Mea not QUITE so CULPA!!! I FINALLY got this Rem. Summit to WORK today! I might go out & buy a few Lottery Tickets, I’m so lucky. Bottom line is, Crosman was a LITTLE helpful, in that they confirmed that I bought & installed the right spring, but “NO WORKIE”! Beyond that though, they said I could visit a “local” repair shop that was Crosman certified. I called them: no go: closed for Covid, but he DID talk to me, and he mentioned a few glitches on this minimally-produced rifle. ONE of which is that some of the replacement springs are sold TOO LONG. MINE included, apparenlty… I came up with the idea of cutting off a wee bit of the “back spring guide” (think of it as a washer on steroids, 1.342″ long OEM. I cut off 0.14″ of it, smoothed it, polished it, and found that I could now BARELY compress this spring BY HAND, with another pair of hands to insert the “fixed pin” that holds the spring in. AND… drum-roll please, THE GUN WORKS! The too-long spring WAS preventing the sear from latching up! I’ve got my Remy back!!!! Thinking of going out & getting drunk to celebrate, oh, wait: can’t do THAT thanks to Covid. Still, it’s a good day! It might loose a few fps, or not: I’ll test it as soon as my Chrony is repaired (( Chronies apparently die of old age far too soon, per their factory…))

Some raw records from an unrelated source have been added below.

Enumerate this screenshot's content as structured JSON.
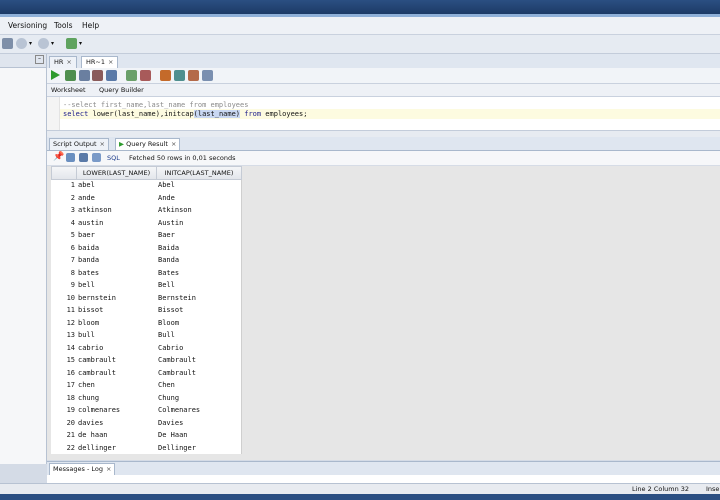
{
  "menubar": {
    "items": [
      "Versioning",
      "Tools",
      "Help"
    ]
  },
  "doc_tabs": [
    {
      "label": "HR",
      "active": false
    },
    {
      "label": "HR~1",
      "active": true
    }
  ],
  "worksheet_tabs": [
    "Worksheet",
    "Query Builder"
  ],
  "editor": {
    "line1": "--select first_name,last_name from employees",
    "line2_parts": [
      "select",
      " lower(last_name),initcap",
      "(last_name)",
      " from",
      " employees;"
    ]
  },
  "output_tabs": [
    {
      "label": "Script Output",
      "active": false
    },
    {
      "label": "Query Result",
      "active": true
    }
  ],
  "result_toolbar": {
    "sql_label": "SQL",
    "status": "Fetched 50 rows in 0,01 seconds"
  },
  "grid": {
    "columns": [
      "LOWER(LAST_NAME)",
      "INITCAP(LAST_NAME)"
    ],
    "rows": [
      [
        "1",
        "abel",
        "Abel"
      ],
      [
        "2",
        "ande",
        "Ande"
      ],
      [
        "3",
        "atkinson",
        "Atkinson"
      ],
      [
        "4",
        "austin",
        "Austin"
      ],
      [
        "5",
        "baer",
        "Baer"
      ],
      [
        "6",
        "baida",
        "Baida"
      ],
      [
        "7",
        "banda",
        "Banda"
      ],
      [
        "8",
        "bates",
        "Bates"
      ],
      [
        "9",
        "bell",
        "Bell"
      ],
      [
        "10",
        "bernstein",
        "Bernstein"
      ],
      [
        "11",
        "bissot",
        "Bissot"
      ],
      [
        "12",
        "bloom",
        "Bloom"
      ],
      [
        "13",
        "bull",
        "Bull"
      ],
      [
        "14",
        "cabrio",
        "Cabrio"
      ],
      [
        "15",
        "cambrault",
        "Cambrault"
      ],
      [
        "16",
        "cambrault",
        "Cambrault"
      ],
      [
        "17",
        "chen",
        "Chen"
      ],
      [
        "18",
        "chung",
        "Chung"
      ],
      [
        "19",
        "colmenares",
        "Colmenares"
      ],
      [
        "20",
        "davies",
        "Davies"
      ],
      [
        "21",
        "de haan",
        "De Haan"
      ],
      [
        "22",
        "dellinger",
        "Dellinger"
      ]
    ]
  },
  "messages_tab": "Messages - Log",
  "status": {
    "position": "Line 2 Column 32",
    "mode": "Inse"
  },
  "colors": {
    "title_bar": "#2b4f82",
    "run_green": "#2e9b2e",
    "selection": "#c9d8f2"
  },
  "icons": [
    "run-statement-icon",
    "run-script-icon",
    "commit-icon",
    "rollback-icon",
    "pin-icon",
    "refresh-icon"
  ]
}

So,…. the spring was at full bind (compression)… not allowing the sear to latch up?
Good for you getting it fixed. Egg on face 🙁 for Crosman.
I will add,…….. if that spring is now at 99% full compression when cocked,… then there is good chance that a shorter spring (or smaller wire, etc.) would yield the same fps and also a smoother shot cycle.

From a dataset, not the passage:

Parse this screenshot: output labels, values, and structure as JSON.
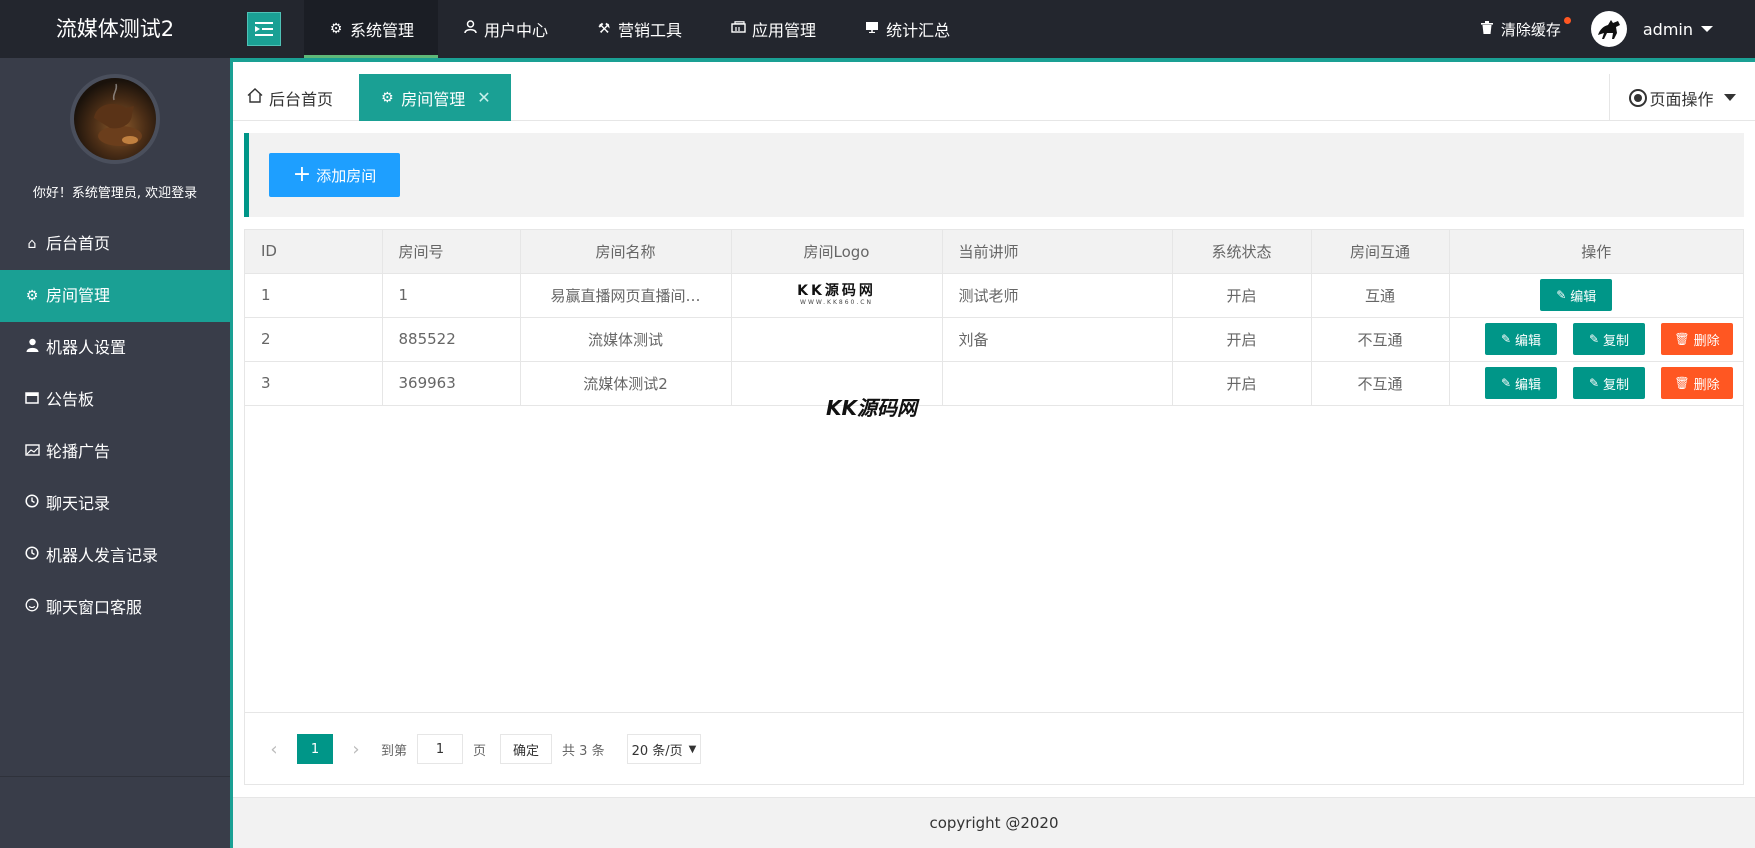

It is too bad that you had to go through all of that trouble.
Congratulations and a job well done. I agree with Chris. I don’t think you will lose power because it is not the strength of the spring that determines the power but the stroke volume of the airgun. You will find it easier to cock and probably less vibration especially if you put a little Tune In A Tube on the spring to further dampen vibrations.
The Tune-in-Tube was applied on the rebuild! I am not as dumb as I look! 🙂
I will start break-in shooting for this rifle tomorrow, but of the first three test shots in my basement (a VERY rugged bullet catcher, desgined by BB!) the first tow were quite loud (detonation!), then less worse 3rd round as the lube settled down. I’m hoping for better accuracy, but at least it WORKS!
Heavy weight pellets will keep the detonation incidence down while you are breaking it in. That was mighty smart putting in the TIAT during assembly rather than depending on it being spread as you use the airgun.